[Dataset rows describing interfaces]
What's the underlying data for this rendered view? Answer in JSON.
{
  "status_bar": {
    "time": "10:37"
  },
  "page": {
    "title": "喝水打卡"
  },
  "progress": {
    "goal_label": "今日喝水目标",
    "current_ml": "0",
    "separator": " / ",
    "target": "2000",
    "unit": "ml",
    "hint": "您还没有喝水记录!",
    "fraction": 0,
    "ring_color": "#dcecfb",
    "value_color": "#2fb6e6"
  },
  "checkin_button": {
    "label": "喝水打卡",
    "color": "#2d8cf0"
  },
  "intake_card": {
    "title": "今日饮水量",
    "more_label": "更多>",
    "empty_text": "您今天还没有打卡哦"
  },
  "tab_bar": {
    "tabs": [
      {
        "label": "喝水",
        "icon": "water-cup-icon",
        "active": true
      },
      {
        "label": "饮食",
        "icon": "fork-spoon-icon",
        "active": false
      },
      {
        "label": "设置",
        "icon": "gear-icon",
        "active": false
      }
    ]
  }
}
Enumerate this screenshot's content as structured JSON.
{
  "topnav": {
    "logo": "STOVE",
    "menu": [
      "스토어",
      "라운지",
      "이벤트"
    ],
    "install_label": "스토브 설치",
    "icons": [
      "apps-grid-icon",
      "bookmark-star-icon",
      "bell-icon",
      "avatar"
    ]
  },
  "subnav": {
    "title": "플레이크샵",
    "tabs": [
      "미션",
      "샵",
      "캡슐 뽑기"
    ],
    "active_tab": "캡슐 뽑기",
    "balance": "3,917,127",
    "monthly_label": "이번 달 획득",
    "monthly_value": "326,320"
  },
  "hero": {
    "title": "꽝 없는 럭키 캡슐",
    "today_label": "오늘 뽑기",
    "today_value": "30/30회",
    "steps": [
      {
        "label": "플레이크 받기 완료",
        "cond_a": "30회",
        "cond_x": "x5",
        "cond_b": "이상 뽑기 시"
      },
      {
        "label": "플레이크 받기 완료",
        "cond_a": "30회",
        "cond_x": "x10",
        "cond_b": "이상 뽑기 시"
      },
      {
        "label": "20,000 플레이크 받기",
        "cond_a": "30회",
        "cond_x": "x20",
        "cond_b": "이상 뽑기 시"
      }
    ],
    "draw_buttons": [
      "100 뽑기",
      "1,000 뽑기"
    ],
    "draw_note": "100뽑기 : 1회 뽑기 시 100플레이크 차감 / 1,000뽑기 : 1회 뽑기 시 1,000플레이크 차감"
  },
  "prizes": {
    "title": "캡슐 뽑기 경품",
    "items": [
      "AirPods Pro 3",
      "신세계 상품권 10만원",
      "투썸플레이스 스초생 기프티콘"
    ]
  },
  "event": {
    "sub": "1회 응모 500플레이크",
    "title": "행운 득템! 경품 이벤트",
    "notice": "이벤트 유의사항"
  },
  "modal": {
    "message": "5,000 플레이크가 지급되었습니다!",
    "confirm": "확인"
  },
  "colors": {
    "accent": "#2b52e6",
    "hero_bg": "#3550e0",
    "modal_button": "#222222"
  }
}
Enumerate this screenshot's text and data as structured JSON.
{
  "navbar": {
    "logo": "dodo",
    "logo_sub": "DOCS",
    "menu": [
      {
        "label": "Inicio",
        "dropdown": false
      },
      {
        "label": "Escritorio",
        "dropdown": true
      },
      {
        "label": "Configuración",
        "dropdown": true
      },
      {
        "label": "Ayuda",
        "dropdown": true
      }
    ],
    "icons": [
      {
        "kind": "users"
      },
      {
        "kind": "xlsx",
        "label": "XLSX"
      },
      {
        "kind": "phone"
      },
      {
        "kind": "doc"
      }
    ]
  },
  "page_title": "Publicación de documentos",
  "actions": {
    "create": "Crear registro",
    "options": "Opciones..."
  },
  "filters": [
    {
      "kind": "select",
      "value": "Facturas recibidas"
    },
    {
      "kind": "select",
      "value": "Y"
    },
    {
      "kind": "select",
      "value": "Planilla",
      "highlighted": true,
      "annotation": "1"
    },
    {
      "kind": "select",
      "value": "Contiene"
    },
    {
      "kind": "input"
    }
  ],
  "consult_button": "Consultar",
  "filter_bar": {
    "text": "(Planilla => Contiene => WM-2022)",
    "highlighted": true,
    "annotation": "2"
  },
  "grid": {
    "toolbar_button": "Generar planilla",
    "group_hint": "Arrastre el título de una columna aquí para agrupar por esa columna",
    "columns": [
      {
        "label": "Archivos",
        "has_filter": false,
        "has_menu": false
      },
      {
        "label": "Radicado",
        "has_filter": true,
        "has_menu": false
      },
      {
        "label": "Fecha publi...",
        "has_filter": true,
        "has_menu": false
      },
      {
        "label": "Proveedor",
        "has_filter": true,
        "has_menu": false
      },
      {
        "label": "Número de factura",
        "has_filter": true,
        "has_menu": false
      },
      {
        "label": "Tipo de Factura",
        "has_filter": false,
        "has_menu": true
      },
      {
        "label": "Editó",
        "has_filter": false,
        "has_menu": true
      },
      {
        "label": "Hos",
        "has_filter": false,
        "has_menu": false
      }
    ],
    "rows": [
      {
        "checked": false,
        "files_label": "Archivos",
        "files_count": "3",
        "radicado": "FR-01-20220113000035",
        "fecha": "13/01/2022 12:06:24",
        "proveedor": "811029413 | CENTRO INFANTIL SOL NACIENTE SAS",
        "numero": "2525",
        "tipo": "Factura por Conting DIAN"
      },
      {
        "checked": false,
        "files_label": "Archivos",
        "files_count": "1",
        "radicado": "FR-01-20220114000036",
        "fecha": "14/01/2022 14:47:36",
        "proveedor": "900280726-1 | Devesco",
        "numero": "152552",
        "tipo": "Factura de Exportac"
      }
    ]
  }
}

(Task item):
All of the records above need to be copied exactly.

(Answer below):
What's the underlying data for this rendered view? Answer in JSON.
{
  "status_bar": {
    "time": "10:37"
  },
  "page": {
    "title": "喝水打卡"
  },
  "progress": {
    "goal_label": "今日喝水目标",
    "current_ml": "0",
    "separator": " / ",
    "target": "2000",
    "unit": "ml",
    "hint": "您还没有喝水记录!",
    "fraction": 0,
    "ring_color": "#dcecfb",
    "value_color": "#2fb6e6"
  },
  "checkin_button": {
    "label": "喝水打卡",
    "color": "#2d8cf0"
  },
  "intake_card": {
    "title": "今日饮水量",
    "more_label": "更多>",
    "empty_text": "您今天还没有打卡哦"
  },
  "tab_bar": {
    "tabs": [
      {
        "label": "喝水",
        "icon": "water-cup-icon",
        "active": true
      },
      {
        "label": "饮食",
        "icon": "fork-spoon-icon",
        "active": false
      },
      {
        "label": "设置",
        "icon": "gear-icon",
        "active": false
      }
    ]
  }
}
Enumerate this screenshot's content as structured JSON.
{
  "topnav": {
    "logo": "STOVE",
    "menu": [
      "스토어",
      "라운지",
      "이벤트"
    ],
    "install_label": "스토브 설치",
    "icons": [
      "apps-grid-icon",
      "bookmark-star-icon",
      "bell-icon",
      "avatar"
    ]
  },
  "subnav": {
    "title": "플레이크샵",
    "tabs": [
      "미션",
      "샵",
      "캡슐 뽑기"
    ],
    "active_tab": "캡슐 뽑기",
    "balance": "3,917,127",
    "monthly_label": "이번 달 획득",
    "monthly_value": "326,320"
  },
  "hero": {
    "title": "꽝 없는 럭키 캡슐",
    "today_label": "오늘 뽑기",
    "today_value": "30/30회",
    "steps": [
      {
        "label": "플레이크 받기 완료",
        "cond_a": "30회",
        "cond_x": "x5",
        "cond_b": "이상 뽑기 시"
      },
      {
        "label": "플레이크 받기 완료",
        "cond_a": "30회",
        "cond_x": "x10",
        "cond_b": "이상 뽑기 시"
      },
      {
        "label": "20,000 플레이크 받기",
        "cond_a": "30회",
        "cond_x": "x20",
        "cond_b": "이상 뽑기 시"
      }
    ],
    "draw_buttons": [
      "100 뽑기",
      "1,000 뽑기"
    ],
    "draw_note": "100뽑기 : 1회 뽑기 시 100플레이크 차감 / 1,000뽑기 : 1회 뽑기 시 1,000플레이크 차감"
  },
  "prizes": {
    "title": "캡슐 뽑기 경품",
    "items": [
      "AirPods Pro 3",
      "신세계 상품권 10만원",
      "투썸플레이스 스초생 기프티콘"
    ]
  },
  "event": {
    "sub": "1회 응모 500플레이크",
    "title": "행운 득템! 경품 이벤트",
    "notice": "이벤트 유의사항"
  },
  "modal": {
    "message": "5,000 플레이크가 지급되었습니다!",
    "confirm": "확인"
  },
  "colors": {
    "accent": "#2b52e6",
    "hero_bg": "#3550e0",
    "modal_button": "#222222"
  }
}
Enumerate this screenshot's text and data as structured JSON.
{
  "navbar": {
    "logo": "dodo",
    "logo_sub": "DOCS",
    "menu": [
      {
        "label": "Inicio",
        "dropdown": false
      },
      {
        "label": "Escritorio",
        "dropdown": true
      },
      {
        "label": "Configuración",
        "dropdown": true
      },
      {
        "label": "Ayuda",
        "dropdown": true
      }
    ],
    "icons": [
      {
        "kind": "users"
      },
      {
        "kind": "xlsx",
        "label": "XLSX"
      },
      {
        "kind": "phone"
      },
      {
        "kind": "doc"
      }
    ]
  },
  "page_title": "Publicación de documentos",
  "actions": {
    "create": "Crear registro",
    "options": "Opciones..."
  },
  "filters": [
    {
      "kind": "select",
      "value": "Facturas recibidas"
    },
    {
      "kind": "select",
      "value": "Y"
    },
    {
      "kind": "select",
      "value": "Planilla",
      "highlighted": true,
      "annotation": "1"
    },
    {
      "kind": "select",
      "value": "Contiene"
    },
    {
      "kind": "input"
    }
  ],
  "consult_button": "Consultar",
  "filter_bar": {
    "text": "(Planilla => Contiene => WM-2022)",
    "highlighted": true,
    "annotation": "2"
  },
  "grid": {
    "toolbar_button": "Generar planilla",
    "group_hint": "Arrastre el título de una columna aquí para agrupar por esa columna",
    "columns": [
      {
        "label": "Archivos",
        "has_filter": false,
        "has_menu": false
      },
      {
        "label": "Radicado",
        "has_filter": true,
        "has_menu": false
      },
      {
        "label": "Fecha publi...",
        "has_filter": true,
        "has_menu": false
      },
      {
        "label": "Proveedor",
        "has_filter": true,
        "has_menu": false
      },
      {
        "label": "Número de factura",
        "has_filter": true,
        "has_menu": false
      },
      {
        "label": "Tipo de Factura",
        "has_filter": false,
        "has_menu": true
      },
      {
        "label": "Editó",
        "has_filter": false,
        "has_menu": true
      },
      {
        "label": "Hos",
        "has_filter": false,
        "has_menu": false
      }
    ],
    "rows": [
      {
        "checked": false,
        "files_label": "Archivos",
        "files_count": "3",
        "radicado": "FR-01-20220113000035",
        "fecha": "13/01/2022 12:06:24",
        "proveedor": "811029413 | CENTRO INFANTIL SOL NACIENTE SAS",
        "numero": "2525",
        "tipo": "Factura por Conting DIAN"
      },
      {
        "checked": false,
        "files_label": "Archivos",
        "files_count": "1",
        "radicado": "FR-01-20220114000036",
        "fecha": "14/01/2022 14:47:36",
        "proveedor": "900280726-1 | Devesco",
        "numero": "152552",
        "tipo": "Factura de Exportac"
      }
    ]
  }
}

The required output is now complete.